▶ **Data**
==================================================
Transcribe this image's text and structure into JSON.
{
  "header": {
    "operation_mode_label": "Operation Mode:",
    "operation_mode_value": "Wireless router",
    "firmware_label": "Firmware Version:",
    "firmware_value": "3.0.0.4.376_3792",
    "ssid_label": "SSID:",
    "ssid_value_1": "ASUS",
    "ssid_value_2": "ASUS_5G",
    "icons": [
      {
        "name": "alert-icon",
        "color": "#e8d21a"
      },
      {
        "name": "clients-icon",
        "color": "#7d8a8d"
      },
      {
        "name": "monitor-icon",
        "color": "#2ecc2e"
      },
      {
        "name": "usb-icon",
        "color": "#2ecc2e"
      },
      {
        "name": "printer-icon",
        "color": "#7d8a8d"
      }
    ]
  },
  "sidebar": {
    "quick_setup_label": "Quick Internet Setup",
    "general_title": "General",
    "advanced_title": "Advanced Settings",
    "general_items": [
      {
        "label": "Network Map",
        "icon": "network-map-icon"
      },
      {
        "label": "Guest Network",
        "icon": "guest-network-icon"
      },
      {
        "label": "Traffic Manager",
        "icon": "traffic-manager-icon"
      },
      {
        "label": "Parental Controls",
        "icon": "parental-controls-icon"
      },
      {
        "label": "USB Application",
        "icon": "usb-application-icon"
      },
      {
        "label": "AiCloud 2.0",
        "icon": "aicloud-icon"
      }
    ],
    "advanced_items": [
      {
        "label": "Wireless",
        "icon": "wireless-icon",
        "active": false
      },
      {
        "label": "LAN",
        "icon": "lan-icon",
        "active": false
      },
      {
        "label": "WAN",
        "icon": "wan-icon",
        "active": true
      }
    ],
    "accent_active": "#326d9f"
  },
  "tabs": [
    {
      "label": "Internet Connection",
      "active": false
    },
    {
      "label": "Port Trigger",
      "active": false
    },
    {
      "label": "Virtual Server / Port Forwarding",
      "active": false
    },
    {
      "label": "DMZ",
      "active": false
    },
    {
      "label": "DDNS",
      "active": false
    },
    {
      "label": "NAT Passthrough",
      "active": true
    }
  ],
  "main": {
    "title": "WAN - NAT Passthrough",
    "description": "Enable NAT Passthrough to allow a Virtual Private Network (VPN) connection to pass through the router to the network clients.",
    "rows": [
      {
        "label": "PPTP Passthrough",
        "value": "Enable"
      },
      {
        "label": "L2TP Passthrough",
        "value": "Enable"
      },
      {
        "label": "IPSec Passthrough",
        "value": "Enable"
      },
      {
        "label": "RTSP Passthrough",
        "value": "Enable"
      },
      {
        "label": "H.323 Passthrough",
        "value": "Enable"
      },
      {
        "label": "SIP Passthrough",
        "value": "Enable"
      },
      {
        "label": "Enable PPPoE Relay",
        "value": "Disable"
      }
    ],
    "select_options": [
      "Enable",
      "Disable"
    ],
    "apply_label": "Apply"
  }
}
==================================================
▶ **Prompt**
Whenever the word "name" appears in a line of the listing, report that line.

▶ **Exercise response**
        "name": "alert-icon",
        "name": "clients-icon",
        "name": "monitor-icon",
        "name": "usb-icon",
        "name": "printer-icon",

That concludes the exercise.